+++ Entries provided
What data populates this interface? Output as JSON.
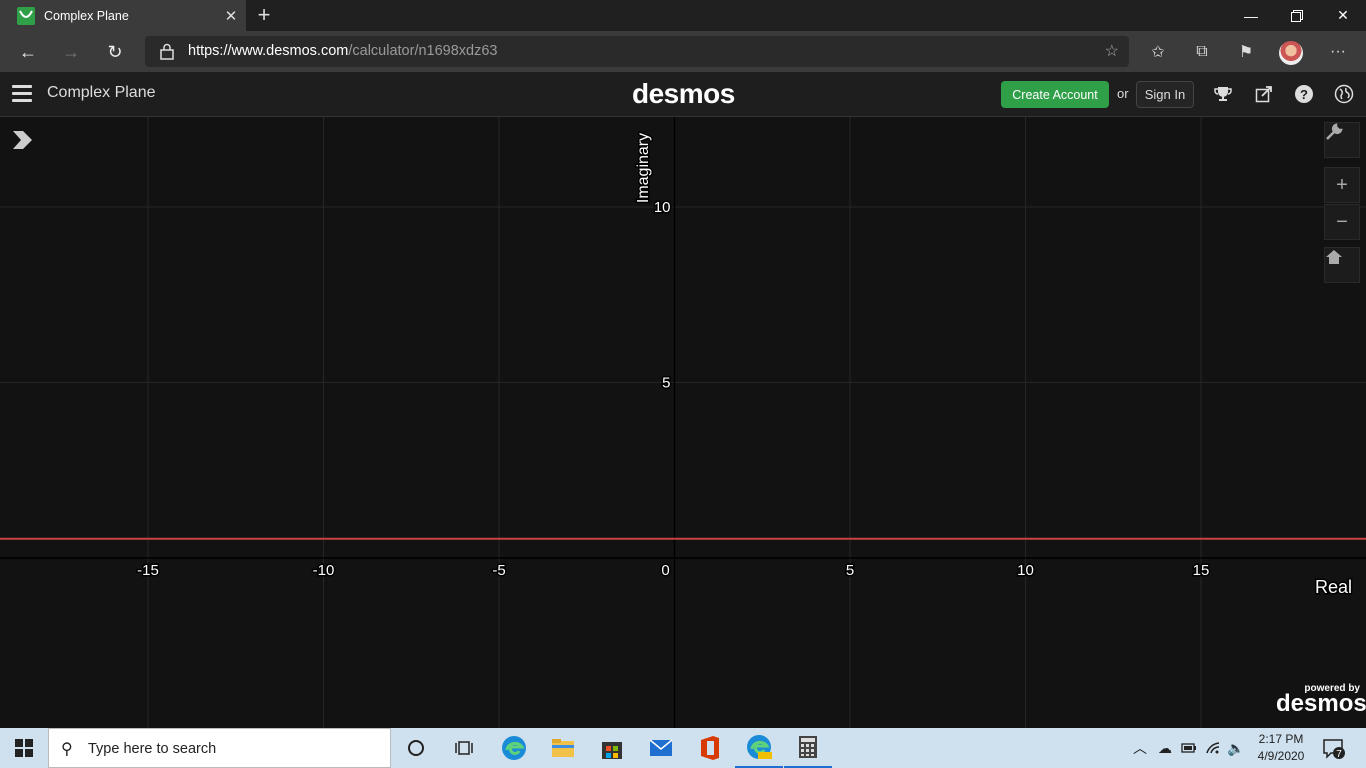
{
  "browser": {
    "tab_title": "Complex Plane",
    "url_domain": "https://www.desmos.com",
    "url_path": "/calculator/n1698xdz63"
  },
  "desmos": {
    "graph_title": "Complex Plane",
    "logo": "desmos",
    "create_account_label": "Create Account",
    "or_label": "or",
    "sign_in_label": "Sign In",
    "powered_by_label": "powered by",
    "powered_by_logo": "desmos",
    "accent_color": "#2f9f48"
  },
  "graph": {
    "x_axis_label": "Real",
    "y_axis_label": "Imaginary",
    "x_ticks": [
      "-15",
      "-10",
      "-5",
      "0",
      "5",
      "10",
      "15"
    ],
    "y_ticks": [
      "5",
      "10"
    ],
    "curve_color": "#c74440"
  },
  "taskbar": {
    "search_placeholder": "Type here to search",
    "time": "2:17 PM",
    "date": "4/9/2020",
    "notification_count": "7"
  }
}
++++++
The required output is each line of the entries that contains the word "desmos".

    "url_domain": "https://www.desmos.com",
  "desmos": {
    "logo": "desmos",
    "powered_by_logo": "desmos",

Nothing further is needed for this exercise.